:: TASK INSTRUCTIONS ::
Please copy each line of the listing that includes the string "icon".

### RECORDS TO USE

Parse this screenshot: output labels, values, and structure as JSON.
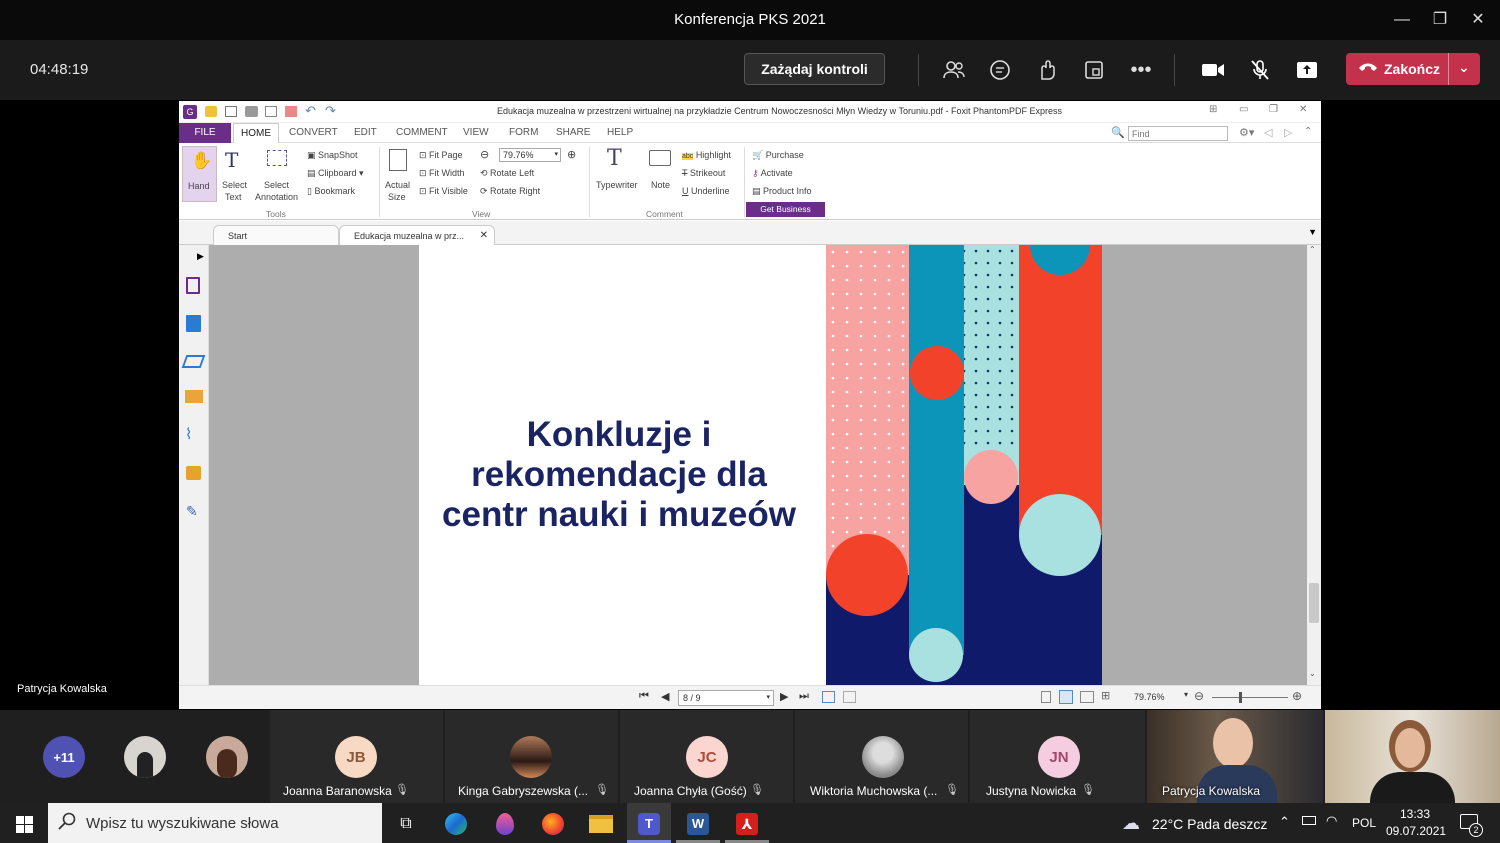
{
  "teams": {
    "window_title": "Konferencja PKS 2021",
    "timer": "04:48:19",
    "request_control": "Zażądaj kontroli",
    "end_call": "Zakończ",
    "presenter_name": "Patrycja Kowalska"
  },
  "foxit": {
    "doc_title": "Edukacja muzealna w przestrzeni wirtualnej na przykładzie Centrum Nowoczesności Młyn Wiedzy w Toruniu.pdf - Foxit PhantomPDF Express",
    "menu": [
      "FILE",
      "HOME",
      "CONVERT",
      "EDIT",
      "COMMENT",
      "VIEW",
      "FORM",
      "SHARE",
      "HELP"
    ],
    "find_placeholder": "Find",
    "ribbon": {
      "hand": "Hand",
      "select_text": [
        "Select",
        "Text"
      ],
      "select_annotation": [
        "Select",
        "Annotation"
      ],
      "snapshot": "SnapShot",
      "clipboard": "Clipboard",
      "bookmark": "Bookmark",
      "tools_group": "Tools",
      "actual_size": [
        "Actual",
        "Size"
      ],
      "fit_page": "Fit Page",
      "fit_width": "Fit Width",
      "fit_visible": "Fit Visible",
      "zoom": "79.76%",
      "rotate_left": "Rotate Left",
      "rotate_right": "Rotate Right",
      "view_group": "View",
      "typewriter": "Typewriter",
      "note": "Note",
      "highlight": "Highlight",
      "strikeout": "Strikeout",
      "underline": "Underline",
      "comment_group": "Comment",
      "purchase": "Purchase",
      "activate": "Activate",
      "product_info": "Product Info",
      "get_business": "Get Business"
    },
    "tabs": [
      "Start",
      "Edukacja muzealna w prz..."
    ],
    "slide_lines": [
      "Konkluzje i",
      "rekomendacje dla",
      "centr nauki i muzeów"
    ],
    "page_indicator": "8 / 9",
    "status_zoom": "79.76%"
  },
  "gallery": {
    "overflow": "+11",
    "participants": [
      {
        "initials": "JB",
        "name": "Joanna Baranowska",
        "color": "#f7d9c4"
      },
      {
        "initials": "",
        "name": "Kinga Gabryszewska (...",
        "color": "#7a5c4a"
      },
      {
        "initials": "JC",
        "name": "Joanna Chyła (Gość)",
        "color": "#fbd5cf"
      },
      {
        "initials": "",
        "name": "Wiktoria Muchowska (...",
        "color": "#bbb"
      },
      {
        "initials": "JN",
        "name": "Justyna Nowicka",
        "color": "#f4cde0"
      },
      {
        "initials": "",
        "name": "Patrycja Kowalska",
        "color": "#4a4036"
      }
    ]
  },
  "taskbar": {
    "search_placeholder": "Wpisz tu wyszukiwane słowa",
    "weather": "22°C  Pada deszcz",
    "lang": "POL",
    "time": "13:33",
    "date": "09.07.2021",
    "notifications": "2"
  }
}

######
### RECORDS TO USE

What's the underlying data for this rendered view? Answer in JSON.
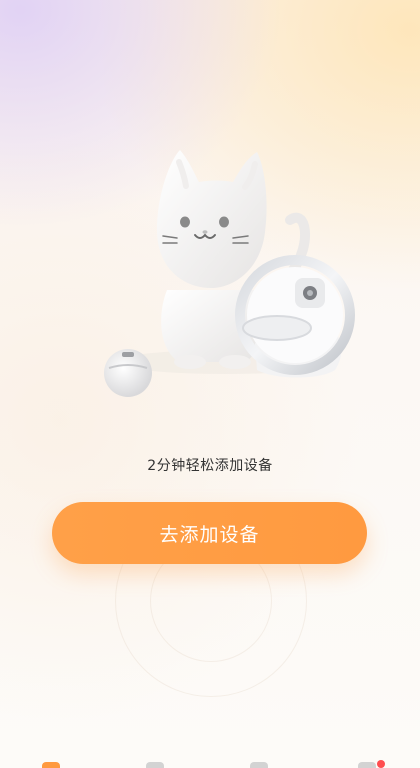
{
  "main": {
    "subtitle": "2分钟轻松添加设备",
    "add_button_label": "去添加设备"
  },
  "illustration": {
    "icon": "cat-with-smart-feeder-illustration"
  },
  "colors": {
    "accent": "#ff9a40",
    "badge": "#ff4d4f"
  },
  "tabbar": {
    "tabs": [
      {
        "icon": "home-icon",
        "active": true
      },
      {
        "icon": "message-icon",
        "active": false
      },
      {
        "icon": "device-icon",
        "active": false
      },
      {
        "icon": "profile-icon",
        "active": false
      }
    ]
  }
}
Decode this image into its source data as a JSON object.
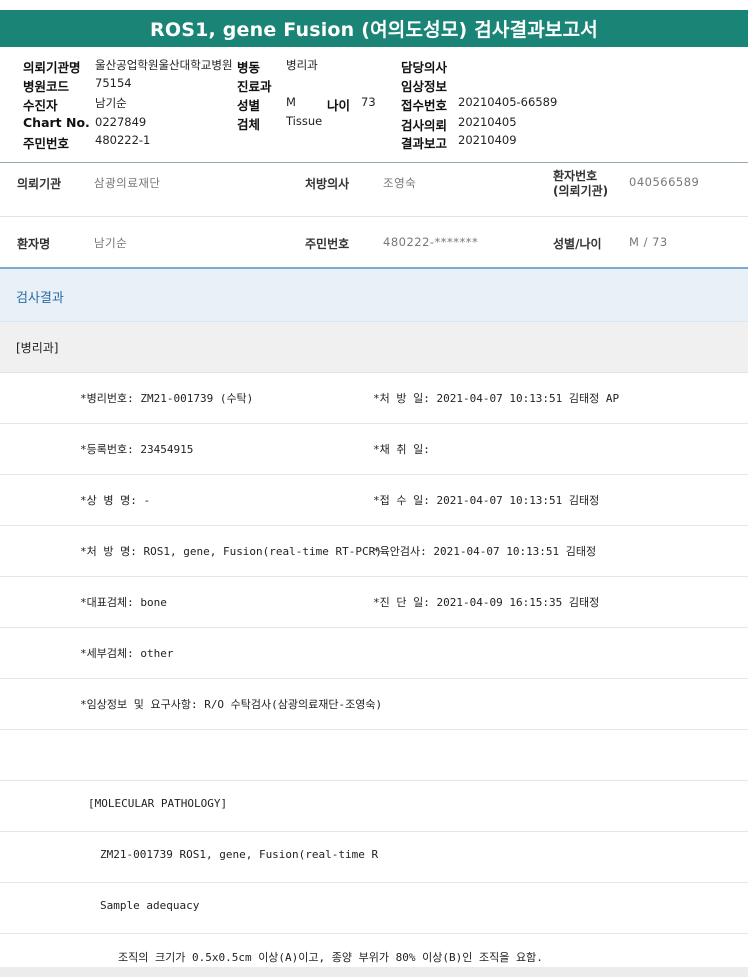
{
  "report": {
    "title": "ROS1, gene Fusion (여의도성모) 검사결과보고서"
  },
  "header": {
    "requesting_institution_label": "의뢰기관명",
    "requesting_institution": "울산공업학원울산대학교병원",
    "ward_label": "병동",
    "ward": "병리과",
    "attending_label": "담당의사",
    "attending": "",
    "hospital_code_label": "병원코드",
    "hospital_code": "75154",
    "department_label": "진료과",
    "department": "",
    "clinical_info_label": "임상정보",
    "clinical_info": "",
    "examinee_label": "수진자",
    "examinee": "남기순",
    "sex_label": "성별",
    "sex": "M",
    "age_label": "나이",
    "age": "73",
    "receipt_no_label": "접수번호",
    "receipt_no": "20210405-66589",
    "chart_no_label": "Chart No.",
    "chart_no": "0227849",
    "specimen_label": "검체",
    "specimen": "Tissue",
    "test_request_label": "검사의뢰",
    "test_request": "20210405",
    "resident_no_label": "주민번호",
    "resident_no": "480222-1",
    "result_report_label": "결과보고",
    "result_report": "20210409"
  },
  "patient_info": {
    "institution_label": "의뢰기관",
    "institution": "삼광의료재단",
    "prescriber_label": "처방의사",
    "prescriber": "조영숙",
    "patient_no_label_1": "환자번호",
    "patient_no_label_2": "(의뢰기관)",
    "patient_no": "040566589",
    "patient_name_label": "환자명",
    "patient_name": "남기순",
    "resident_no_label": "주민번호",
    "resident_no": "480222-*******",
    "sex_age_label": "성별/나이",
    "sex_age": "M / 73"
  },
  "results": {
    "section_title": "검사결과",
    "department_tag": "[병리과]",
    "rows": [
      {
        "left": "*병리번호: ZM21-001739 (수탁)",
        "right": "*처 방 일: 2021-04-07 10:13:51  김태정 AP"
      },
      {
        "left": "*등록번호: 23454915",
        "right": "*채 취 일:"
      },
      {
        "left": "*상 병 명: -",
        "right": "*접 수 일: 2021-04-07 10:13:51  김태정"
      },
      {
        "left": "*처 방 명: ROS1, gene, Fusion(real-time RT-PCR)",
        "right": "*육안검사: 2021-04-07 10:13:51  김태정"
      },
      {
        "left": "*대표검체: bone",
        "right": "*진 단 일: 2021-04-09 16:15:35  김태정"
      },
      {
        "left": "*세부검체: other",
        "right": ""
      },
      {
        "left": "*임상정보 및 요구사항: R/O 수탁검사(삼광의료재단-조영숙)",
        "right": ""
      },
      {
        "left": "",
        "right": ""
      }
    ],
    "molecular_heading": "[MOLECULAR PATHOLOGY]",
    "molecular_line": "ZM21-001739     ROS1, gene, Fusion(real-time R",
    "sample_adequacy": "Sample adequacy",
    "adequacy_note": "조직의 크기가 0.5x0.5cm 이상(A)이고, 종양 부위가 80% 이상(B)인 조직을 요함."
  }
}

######

:: EXERCISE OUTPUT ::
    "icon": "cat-with-smart-feeder-illustration"
        "icon": "home-icon",
        "icon": "message-icon",
        "icon": "device-icon",
        "icon": "profile-icon",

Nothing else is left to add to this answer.